Entries from a dataset of interfaces:
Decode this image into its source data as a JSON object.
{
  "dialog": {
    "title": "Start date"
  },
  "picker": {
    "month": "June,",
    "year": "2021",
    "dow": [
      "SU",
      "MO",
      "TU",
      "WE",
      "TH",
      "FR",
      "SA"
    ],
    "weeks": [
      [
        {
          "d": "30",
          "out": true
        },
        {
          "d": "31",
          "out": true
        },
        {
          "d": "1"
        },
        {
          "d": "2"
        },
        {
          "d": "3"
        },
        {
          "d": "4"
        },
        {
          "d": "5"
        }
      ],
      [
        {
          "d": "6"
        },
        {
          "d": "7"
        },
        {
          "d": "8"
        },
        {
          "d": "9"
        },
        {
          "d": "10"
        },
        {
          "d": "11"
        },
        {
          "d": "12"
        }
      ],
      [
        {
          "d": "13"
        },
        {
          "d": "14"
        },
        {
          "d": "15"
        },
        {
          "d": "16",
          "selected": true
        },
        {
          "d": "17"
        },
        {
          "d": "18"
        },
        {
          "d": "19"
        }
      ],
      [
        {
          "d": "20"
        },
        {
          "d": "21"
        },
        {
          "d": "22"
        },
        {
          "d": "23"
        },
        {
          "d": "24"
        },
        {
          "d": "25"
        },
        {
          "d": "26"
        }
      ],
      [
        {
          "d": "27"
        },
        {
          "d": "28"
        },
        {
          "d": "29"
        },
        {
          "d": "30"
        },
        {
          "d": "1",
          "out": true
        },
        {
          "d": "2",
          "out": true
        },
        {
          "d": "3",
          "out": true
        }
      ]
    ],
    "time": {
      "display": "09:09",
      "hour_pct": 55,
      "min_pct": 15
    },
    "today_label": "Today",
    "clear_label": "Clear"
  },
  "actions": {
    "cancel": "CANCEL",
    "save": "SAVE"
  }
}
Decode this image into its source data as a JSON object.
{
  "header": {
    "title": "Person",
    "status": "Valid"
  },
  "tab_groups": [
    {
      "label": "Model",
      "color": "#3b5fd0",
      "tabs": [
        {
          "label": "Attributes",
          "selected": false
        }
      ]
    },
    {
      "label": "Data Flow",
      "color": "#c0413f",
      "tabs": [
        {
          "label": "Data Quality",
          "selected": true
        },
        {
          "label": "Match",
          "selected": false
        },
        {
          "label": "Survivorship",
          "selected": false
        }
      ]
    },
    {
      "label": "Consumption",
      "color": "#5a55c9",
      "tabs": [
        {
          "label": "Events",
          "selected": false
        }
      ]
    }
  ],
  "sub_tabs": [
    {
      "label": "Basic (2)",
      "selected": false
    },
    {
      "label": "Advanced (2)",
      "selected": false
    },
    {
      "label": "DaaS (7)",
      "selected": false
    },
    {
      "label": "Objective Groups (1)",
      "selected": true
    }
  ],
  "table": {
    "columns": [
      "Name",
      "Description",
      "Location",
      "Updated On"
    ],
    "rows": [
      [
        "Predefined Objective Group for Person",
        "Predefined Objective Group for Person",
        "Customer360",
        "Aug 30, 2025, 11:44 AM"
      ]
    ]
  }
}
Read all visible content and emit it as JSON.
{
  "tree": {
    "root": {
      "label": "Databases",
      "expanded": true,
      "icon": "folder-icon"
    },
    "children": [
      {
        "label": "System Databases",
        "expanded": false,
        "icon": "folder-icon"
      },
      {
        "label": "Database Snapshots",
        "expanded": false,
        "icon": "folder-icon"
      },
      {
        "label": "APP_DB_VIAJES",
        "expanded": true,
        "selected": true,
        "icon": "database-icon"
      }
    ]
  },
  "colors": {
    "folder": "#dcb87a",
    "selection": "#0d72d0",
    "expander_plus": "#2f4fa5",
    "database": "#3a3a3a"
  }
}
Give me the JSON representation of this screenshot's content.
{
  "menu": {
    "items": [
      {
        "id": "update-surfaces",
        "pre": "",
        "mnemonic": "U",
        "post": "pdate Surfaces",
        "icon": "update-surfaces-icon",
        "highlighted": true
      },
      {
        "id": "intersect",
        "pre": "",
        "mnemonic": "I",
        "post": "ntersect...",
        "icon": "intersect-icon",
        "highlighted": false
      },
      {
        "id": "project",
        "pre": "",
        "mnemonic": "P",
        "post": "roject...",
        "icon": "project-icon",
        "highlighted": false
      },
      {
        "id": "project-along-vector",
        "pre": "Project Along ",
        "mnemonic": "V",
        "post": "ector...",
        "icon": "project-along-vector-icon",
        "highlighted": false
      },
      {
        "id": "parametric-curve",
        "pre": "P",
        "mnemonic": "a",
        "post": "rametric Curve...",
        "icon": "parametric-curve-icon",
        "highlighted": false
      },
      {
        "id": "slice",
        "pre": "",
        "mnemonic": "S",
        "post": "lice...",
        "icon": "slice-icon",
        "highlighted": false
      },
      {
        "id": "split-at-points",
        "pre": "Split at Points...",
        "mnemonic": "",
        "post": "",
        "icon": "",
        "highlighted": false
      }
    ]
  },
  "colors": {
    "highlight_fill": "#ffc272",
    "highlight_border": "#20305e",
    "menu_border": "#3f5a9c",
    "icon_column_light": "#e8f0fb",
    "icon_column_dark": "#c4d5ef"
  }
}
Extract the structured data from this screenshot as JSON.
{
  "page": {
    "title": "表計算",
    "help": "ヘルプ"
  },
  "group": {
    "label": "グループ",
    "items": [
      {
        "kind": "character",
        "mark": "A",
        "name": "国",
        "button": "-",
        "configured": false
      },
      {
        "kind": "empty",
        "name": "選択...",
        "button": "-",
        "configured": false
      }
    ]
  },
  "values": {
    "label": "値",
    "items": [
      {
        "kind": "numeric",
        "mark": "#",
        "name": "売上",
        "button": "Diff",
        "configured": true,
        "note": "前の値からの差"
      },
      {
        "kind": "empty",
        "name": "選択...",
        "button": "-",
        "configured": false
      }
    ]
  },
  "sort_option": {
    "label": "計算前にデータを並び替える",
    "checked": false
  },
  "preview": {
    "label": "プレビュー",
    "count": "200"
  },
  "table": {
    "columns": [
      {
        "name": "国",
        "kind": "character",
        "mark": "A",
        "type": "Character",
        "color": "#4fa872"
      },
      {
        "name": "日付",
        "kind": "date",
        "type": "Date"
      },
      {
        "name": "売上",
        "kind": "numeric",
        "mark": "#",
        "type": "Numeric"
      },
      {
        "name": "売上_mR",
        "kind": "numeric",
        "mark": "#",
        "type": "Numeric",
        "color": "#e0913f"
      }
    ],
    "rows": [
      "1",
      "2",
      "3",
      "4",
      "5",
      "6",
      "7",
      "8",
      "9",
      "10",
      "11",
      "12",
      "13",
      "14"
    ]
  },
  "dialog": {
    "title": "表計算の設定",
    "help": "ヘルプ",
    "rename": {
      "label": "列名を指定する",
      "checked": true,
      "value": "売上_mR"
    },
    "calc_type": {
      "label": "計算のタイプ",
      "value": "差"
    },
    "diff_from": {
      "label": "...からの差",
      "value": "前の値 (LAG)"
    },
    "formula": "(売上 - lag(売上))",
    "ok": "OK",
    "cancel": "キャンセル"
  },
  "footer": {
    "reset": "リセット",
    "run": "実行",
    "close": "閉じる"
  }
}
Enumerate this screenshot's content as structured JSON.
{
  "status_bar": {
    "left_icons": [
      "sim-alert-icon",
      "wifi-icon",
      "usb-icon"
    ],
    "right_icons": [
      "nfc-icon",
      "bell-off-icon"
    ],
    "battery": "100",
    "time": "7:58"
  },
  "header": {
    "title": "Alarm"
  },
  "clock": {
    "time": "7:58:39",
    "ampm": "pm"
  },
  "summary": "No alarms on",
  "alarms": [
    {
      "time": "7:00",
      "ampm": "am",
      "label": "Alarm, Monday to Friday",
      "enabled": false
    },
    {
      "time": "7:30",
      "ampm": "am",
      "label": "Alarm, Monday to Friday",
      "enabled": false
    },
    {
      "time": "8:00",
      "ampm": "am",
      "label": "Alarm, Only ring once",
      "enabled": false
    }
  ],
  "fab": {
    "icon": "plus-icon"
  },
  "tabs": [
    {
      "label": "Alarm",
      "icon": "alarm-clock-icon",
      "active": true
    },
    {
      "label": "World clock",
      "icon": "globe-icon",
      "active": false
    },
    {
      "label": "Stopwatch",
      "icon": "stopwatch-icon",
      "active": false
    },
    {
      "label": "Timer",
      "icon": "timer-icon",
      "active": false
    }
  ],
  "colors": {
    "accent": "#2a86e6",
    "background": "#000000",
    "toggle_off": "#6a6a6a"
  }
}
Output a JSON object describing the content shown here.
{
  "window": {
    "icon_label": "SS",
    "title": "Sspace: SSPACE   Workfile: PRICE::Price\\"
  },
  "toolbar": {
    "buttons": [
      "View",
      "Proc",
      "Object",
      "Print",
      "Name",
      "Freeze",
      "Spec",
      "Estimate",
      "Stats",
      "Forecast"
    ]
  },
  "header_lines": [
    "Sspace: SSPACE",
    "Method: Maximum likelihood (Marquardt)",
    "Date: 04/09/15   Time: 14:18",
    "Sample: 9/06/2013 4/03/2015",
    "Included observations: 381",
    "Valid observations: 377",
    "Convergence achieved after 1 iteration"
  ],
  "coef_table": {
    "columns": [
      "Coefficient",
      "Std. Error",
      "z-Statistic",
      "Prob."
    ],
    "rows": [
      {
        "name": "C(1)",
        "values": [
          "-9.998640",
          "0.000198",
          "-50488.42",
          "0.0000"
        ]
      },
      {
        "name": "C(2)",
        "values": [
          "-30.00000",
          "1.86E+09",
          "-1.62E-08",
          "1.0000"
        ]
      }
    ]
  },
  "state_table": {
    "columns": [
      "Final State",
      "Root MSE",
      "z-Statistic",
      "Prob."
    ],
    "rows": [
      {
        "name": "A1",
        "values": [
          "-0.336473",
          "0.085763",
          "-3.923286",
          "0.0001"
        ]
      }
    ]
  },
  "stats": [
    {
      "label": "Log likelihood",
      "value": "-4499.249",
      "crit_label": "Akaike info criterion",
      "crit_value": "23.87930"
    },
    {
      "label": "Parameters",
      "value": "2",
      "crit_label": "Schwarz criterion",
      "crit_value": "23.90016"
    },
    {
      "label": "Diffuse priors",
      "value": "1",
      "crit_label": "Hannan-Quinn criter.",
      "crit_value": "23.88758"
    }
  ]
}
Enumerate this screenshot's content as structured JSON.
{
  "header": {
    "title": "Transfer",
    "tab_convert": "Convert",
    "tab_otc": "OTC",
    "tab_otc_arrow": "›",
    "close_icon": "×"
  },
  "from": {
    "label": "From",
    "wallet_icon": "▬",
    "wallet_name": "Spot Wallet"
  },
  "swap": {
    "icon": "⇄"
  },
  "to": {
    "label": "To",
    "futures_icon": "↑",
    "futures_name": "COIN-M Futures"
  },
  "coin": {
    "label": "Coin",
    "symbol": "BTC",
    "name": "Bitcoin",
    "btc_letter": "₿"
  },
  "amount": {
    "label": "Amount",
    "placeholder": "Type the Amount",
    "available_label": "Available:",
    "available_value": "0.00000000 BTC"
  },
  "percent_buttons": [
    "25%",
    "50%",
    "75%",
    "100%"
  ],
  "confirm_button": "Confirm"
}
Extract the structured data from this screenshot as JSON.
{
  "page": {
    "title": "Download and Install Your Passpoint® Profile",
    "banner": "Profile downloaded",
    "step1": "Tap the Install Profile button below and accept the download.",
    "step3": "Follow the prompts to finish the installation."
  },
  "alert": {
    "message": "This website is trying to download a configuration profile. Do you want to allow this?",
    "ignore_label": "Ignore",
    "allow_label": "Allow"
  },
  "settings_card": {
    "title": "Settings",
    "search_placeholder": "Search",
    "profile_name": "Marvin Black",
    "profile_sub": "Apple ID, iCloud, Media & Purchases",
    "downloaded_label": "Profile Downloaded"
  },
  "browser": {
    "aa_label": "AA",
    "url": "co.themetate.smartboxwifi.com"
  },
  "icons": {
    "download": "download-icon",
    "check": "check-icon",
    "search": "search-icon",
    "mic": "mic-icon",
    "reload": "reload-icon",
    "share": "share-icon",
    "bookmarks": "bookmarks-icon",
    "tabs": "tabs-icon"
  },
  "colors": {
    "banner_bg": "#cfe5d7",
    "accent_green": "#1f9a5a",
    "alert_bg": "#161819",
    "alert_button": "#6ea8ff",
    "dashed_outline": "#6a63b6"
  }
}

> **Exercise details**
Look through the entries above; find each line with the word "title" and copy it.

> **Response**
    "title": "Start date"
    "title": "Person",
    "title": "表計算",
    "title": "表計算の設定",
    "title": "Alarm"
    "title": "Sspace: SSPACE   Workfile: PRICE::Price\\"
    "title": "Transfer",
    "title": "Download and Install Your Passpoint® Profile",
    "title": "Settings",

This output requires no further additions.